New MERS cases reported as hospital outbreak confirmed
Saudi Arabia's Ministry of Health (MOH) reported two new MERS cases yesterday, and the World Health Organization (WHO) confirmed that a small healthcare-associated outbreak occurred in Hafar Al-Batin in January.
Two 66-year-old Saudi men, one from Riyadh and the other from Taif, have been diagnosed as having MERS-CoV (Middle East respiratory syndrome coronavirus). The man from Riyadh is in stable condition and the source of his illness is listed as "primary," meaning it's unlikely he contracted the virus from another person. The Taif man is in critical condition, and the MOH said he had direct contact with camels, a known risk factor for MERS-CoV.
Saudi Arabia has now confirmed 1,798 MERS cases since 2012, including 731 deaths. Seven people are still being treated for their infections, the MOH said.
The WHO also released its monthly situation update on MERS, noting Saudi Arabia reported 25 cases, including 8 deaths, in January. They also confirmed a small hospital outbreak in Hafar Al-Batin, which involved one patient and three asymptomatic healthcare workers.

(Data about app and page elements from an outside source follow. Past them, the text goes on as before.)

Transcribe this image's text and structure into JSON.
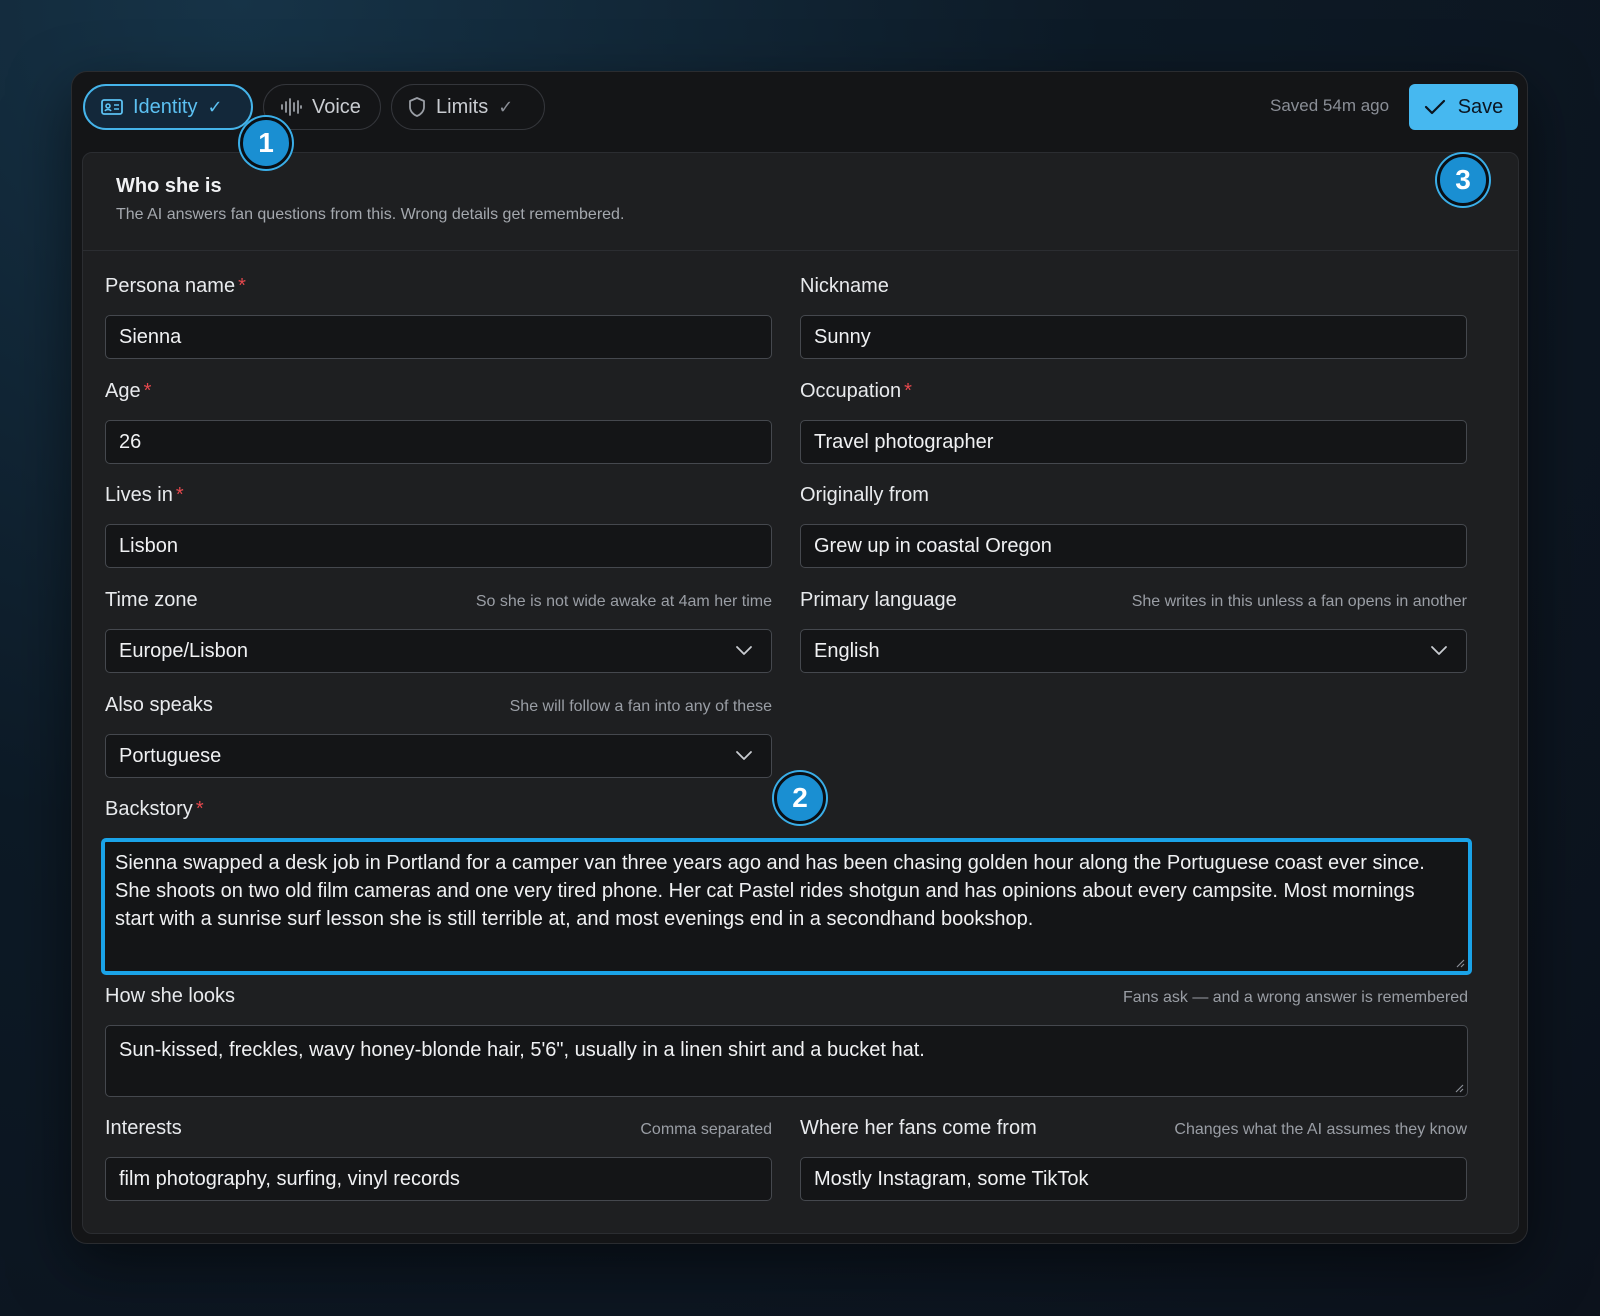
{
  "tabs": [
    {
      "label": "Identity",
      "icon": "id-card-icon",
      "checked": true,
      "active": true
    },
    {
      "label": "Voice",
      "icon": "waveform-icon",
      "checked": false,
      "active": false
    },
    {
      "label": "Limits",
      "icon": "shield-icon",
      "checked": true,
      "active": false
    }
  ],
  "status": {
    "saved": "Saved 54m ago"
  },
  "save_button": {
    "label": "Save"
  },
  "section": {
    "title": "Who she is",
    "subtitle": "The AI answers fan questions from this. Wrong details get remembered."
  },
  "fields": {
    "persona_name": {
      "label": "Persona name",
      "value": "Sienna",
      "required": true
    },
    "nickname": {
      "label": "Nickname",
      "value": "Sunny"
    },
    "age": {
      "label": "Age",
      "value": "26",
      "required": true
    },
    "occupation": {
      "label": "Occupation",
      "value": "Travel photographer",
      "required": true
    },
    "lives_in": {
      "label": "Lives in",
      "value": "Lisbon",
      "required": true
    },
    "originally_from": {
      "label": "Originally from",
      "value": "Grew up in coastal Oregon"
    },
    "time_zone": {
      "label": "Time zone",
      "hint": "So she is not wide awake at 4am her time",
      "value": "Europe/Lisbon"
    },
    "primary_language": {
      "label": "Primary language",
      "hint": "She writes in this unless a fan opens in another",
      "value": "English"
    },
    "also_speaks": {
      "label": "Also speaks",
      "hint": "She will follow a fan into any of these",
      "value": "Portuguese"
    },
    "backstory": {
      "label": "Backstory",
      "required": true,
      "value": "Sienna swapped a desk job in Portland for a camper van three years ago and has been chasing golden hour along the Portuguese coast ever since. She shoots on two old film cameras and one very tired phone. Her cat Pastel rides shotgun and has opinions about every campsite. Most mornings start with a sunrise surf lesson she is still terrible at, and most evenings end in a secondhand bookshop."
    },
    "how_she_looks": {
      "label": "How she looks",
      "hint": "Fans ask — and a wrong answer is remembered",
      "value": "Sun-kissed, freckles, wavy honey-blonde hair, 5'6\", usually in a linen shirt and a bucket hat."
    },
    "interests": {
      "label": "Interests",
      "hint": "Comma separated",
      "value": "film photography, surfing, vinyl records"
    },
    "fans_from": {
      "label": "Where her fans come from",
      "hint": "Changes what the AI assumes they know",
      "value": "Mostly Instagram, some TikTok"
    }
  },
  "required_mark": "*",
  "markers": [
    "1",
    "2",
    "3"
  ],
  "colors": {
    "accent": "#46b8f0",
    "required": "#e5484d",
    "focus": "#1aa3e8"
  }
}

Trump backs off on Kennedy's anti-vaccine review
Robert F. Kennedy Jr., tapped by President Donald Trump to investigate whether vaccines cause autism, said he hasn't heard from the White House in months, according to a report today in the UK newspaper The Guardian.

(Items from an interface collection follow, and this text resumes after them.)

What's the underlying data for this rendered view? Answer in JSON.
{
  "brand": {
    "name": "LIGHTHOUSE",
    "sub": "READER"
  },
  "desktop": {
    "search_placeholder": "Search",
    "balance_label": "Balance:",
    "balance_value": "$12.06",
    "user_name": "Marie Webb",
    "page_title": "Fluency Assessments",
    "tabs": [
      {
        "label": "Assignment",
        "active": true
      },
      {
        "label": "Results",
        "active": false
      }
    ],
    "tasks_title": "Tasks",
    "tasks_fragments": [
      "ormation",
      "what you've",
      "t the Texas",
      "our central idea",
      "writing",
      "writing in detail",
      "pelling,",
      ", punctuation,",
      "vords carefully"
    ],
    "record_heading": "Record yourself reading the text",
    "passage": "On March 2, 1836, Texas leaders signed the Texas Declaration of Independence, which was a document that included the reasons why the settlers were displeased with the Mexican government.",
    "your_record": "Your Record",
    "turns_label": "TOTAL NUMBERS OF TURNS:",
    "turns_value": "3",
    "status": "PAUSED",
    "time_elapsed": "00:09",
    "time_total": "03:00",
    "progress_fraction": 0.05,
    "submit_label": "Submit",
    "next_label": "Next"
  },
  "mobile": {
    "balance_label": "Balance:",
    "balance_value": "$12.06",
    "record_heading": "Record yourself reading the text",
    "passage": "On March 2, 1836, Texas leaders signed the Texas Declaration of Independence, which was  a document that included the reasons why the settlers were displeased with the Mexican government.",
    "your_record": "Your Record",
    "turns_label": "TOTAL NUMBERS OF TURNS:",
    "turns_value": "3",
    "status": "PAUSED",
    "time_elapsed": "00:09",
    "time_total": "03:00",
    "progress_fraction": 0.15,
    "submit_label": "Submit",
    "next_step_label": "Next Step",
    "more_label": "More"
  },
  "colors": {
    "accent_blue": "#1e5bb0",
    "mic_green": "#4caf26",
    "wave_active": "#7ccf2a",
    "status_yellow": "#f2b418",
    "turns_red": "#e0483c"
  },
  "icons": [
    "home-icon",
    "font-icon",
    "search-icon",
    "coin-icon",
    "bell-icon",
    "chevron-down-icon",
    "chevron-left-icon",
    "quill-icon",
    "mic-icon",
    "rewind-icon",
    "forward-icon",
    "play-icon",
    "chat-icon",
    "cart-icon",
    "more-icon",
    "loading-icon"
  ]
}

A year ago, Trump and Kennedy met weeks after Trump became president, and Kennedy was tasked with leading a review of the possible connection between childhood immunizations and autism. Trump had spoken at some anti-vaccine events as a presidential candidate, and tweeted about the connection between childhood immunizations and the rise in autism.
Now, Kennedy said he hasn't heard from the White House for the last 6 months, and said President Trump is "going in a different direction," on vaccines. The review has never been formerly supported by the White House, Kennedy told the Guardian.
In 2005, Kennedy wrote an article for Rolling Stone magazine suggesting thimerosal, a preservative used in vaccines until 2001, led to autism. The article was later retracted.
The American Academy of Pediatrics and the Centers for Disease Control and Prevention both maintain that childhood vaccines are safe, effective, and in no way cause autism.
Feb 21 Guardian story
Vaccine protects non-human primates against Ebola and Marburg viruses
A new prophylactic vaccine was immunogenic and effective against multiple filoviruses, including Ebola and Marburg, in monkeys, according to a study yesterday in PLoS One.
The vaccine, which expresses glycoproteins from Ebola virus (EBOV), Sudan virus (SUDV), Tai Forest virus (TAFV) and Marburg virus (MARV), is being investigated as a universal filovirus vaccine. Unlike ring vaccines, which have been used during filovirus outbreaks, a single-prophylactic vaccine could be introduced in childhood and offer life-long protection.
To test the vaccine, a team of international researchers immunized macaques with a multivalent vaccine comprising adenovirus serotypes 26 and 35 (Ad26 and Ad35) and modified vaccinia virus Ankara. The animals were then challenged with EBOV, MARV, and SUDV. The vaccine protected the monkeys from EBOV and MARV fully and SUDV partially.
"A multivalent filovirus vaccine would be optimal for prophylactic administration, for example, of populations who are deemed to be at risk of geographical or occupational exposure, and also for aid workers and other professionals who may be called into filovirus endemic regions," the authors concluded. "The results from our studies, combined with clinical data, indicate that a prophylactic multivalent filovirus vaccine is a realistic goal."
Feb 20 PLoS One study